Bartosz received M.S. in Urban Informatics from CUSP (2015) and completed a B.S. (2009) and a M.S. (2011) in Geography with the focus on tourism at University of Lodz in his home country of Poland. Prior to joining CUSP he was Assistant Research Scientist at the Department of Geographical Sciences at University of Lodz.

Awais Malik

Ph.D Candidate, Civil & Urban Engineering (NYU Tandon) and NYU CUSP

awais.malik@nyu.edu
646.997.0544

Awais Malik is a Ph.D. Candidate in Civil and Urban Engineering at NYU Tandon and a Research Assistant at NYU CUSP.

He graduated from Dartmouth College in 2013 with an A.B. in Engineering Sciences with Honors and a B.E. in Mechanical Engineering.
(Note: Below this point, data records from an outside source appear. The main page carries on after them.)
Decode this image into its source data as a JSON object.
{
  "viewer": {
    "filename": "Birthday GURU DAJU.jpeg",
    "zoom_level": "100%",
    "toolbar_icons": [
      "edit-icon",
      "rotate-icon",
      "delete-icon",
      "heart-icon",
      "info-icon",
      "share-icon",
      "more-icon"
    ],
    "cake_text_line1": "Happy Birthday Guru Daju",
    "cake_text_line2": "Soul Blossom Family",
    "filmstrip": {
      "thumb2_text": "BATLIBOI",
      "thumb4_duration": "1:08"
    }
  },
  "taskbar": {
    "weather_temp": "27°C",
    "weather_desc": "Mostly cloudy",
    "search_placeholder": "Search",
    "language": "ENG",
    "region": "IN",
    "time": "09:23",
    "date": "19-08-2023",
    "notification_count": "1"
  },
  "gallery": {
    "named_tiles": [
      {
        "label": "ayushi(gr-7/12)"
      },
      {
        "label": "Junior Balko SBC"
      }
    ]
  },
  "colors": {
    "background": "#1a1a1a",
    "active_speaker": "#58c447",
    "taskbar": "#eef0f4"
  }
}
He was a member of Dartmouth’s $300 House Initiative, and received the Dean of Faculty grant to design and test affordable housing solutions for Haiti. Awais joined CUSP’s inaugural class of graduate students in 2013, and was one of the first research assistants at the Kontokosta Research Group. Awais received a Master of Science in Applied Urban Science and Informatics from CUSP in 2014. For the past two years, he has worked on forming a unified, multi-factor index of resilience capacity for New York City neighborhoods: the Resilience to Emergencies and Disasters Index (REDI). Awais’ current research focuses on understanding urban resilience by measuring near real-time neighborhood activity.

Nicholas Johnson

Postdoctoral Associate

Nicholas.johnson@nyu.edu

Nicholas E. Johnson is a Postdoctoral Associate in Civic Analytics at the NYU Marron Institute of Urban Management.

He obtained his PhD in Computer Science/Urban Science at University of Warwick’s Institute for the Science of Cities in 2018. Previously, Nicholas received a Masters degree from NYU’s Interactive Telecommunications Program in 2013 centering his work on exploring the impact and pervasiveness of waste streams in urban environments through physical computing and interaction design.  He has launched several citizen science initiatives and continues citizen-driven research as an organizer for the Public Laboratory for Open Technology and Science.  Nicholas’s current research focuses on the design and development of cyber-physical systems for monitoring urban environments and data-driven analyses to understand urban phenomena including waste generation and urban mobility,

Ryan Sims

Ryan Sims

Undergraduate Research Assistant

rts347@nyu.edu

As a Summer Research Student at CUSP, Ryan Sims works closely with PhD Candidate, Nicholas E. Johnson and Dr. Constantine E. Kontokosta to further the development of the Quantified Communities (QC). Ryan’s research goals are to understand, replicate, and improve the sensors which collect data from the QCs.

In addition to his research at CUSP, Ryan Sims is in route, as a college junior, to complete his undergrad at Northern Illinois University with a B.S. in Energy and Environmental Engineering Technology

Raka Dey

Undergraduate Research Assistant

raka.dey@nyu.edu

Raka Dey is a rising senior at the NYU Tandon School of Engineering currently pursuing her BS in Sustainable Urban Environments. She is at CUSP for the summer doing research on the Qualified at Hudson Yards project. Aside from engineering, she has focused her studies on architecture, public policy, and urban planning. Through her research here, she hopes not only to gain skills in data science, but also combine her various academic interests. Raka will continue her research on this project during the school year through her Smart Cities class.